**PROBLEM TO SOLVE**. Give the count of lines below that include the word "image", and say nothing else.

Dataset entries:
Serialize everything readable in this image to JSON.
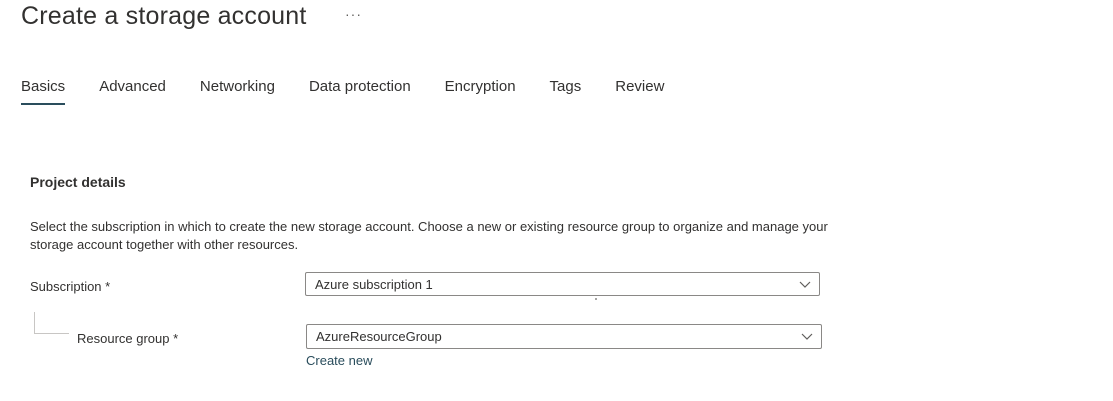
{
  "page": {
    "title": "Create a storage account",
    "more_label": "···"
  },
  "tabs": [
    {
      "label": "Basics",
      "active": true
    },
    {
      "label": "Advanced",
      "active": false
    },
    {
      "label": "Networking",
      "active": false
    },
    {
      "label": "Data protection",
      "active": false
    },
    {
      "label": "Encryption",
      "active": false
    },
    {
      "label": "Tags",
      "active": false
    },
    {
      "label": "Review",
      "active": false
    }
  ],
  "project_details": {
    "heading": "Project details",
    "description": "Select the subscription in which to create the new storage account. Choose a new or existing resource group to organize and manage your storage account together with other resources.",
    "subscription": {
      "label": "Subscription *",
      "value": "Azure subscription 1",
      "icon": "chevron-down-icon"
    },
    "resource_group": {
      "label": "Resource group *",
      "value": "AzureResourceGroup",
      "icon": "chevron-down-icon",
      "create_new_label": "Create new"
    }
  },
  "colors": {
    "accent": "#2a4d5c",
    "text": "#323130",
    "border": "#8a8886"
  }
}
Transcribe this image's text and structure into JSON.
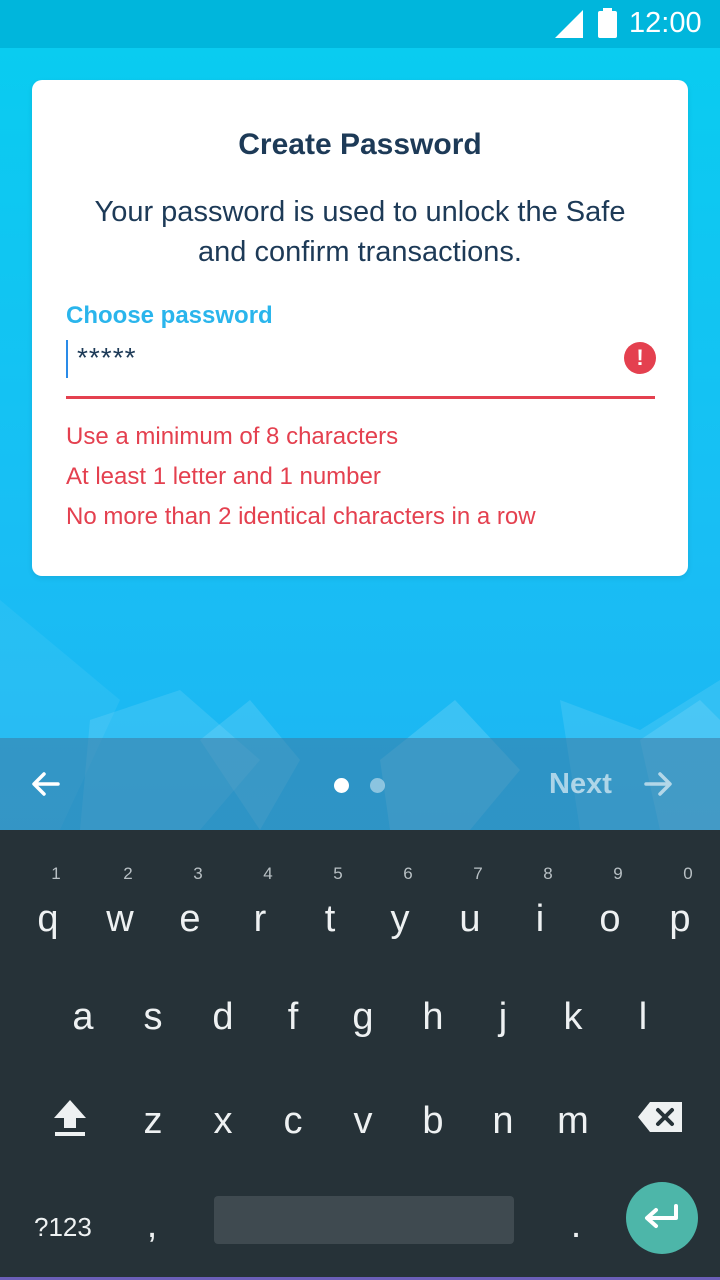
{
  "status_bar": {
    "time": "12:00"
  },
  "card": {
    "title": "Create Password",
    "description": "Your password is used to unlock the Safe and confirm transactions.",
    "field": {
      "label": "Choose password",
      "value": "*****",
      "error_icon": "!"
    },
    "rules": [
      "Use a minimum of 8 characters",
      "At least 1 letter and 1 number",
      "No more than 2 identical characters in a row"
    ]
  },
  "navigation": {
    "back_icon": "arrow-left-icon",
    "next_label": "Next",
    "next_icon": "arrow-right-icon",
    "page_count": 2,
    "current_page": 1
  },
  "keyboard": {
    "row1": [
      "q",
      "w",
      "e",
      "r",
      "t",
      "y",
      "u",
      "i",
      "o",
      "p"
    ],
    "row1_hints": [
      "1",
      "2",
      "3",
      "4",
      "5",
      "6",
      "7",
      "8",
      "9",
      "0"
    ],
    "row2": [
      "a",
      "s",
      "d",
      "f",
      "g",
      "h",
      "j",
      "k",
      "l"
    ],
    "row3": [
      "z",
      "x",
      "c",
      "v",
      "b",
      "n",
      "m"
    ],
    "symbols_label": "?123",
    "comma": ",",
    "period": "."
  },
  "colors": {
    "accent": "#2ab5ec",
    "error": "#e4404f",
    "title_text": "#1d3a57",
    "keyboard_bg": "#263238",
    "enter_key": "#4db6a9"
  }
}
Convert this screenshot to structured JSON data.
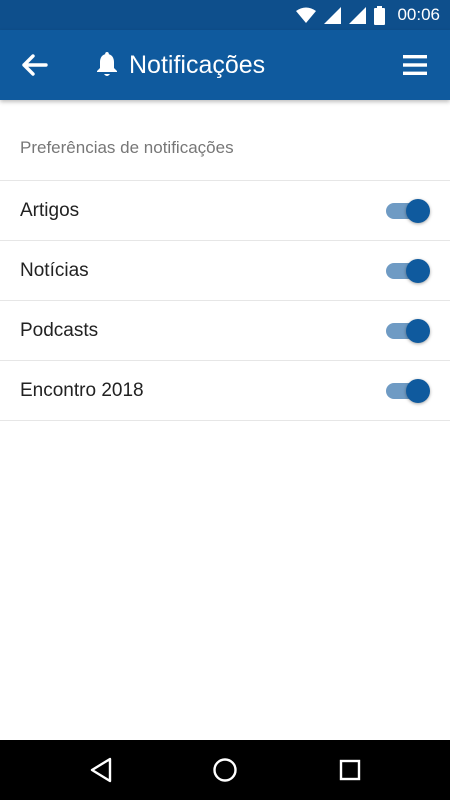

**RESULT OF THE EXERCISE**. 2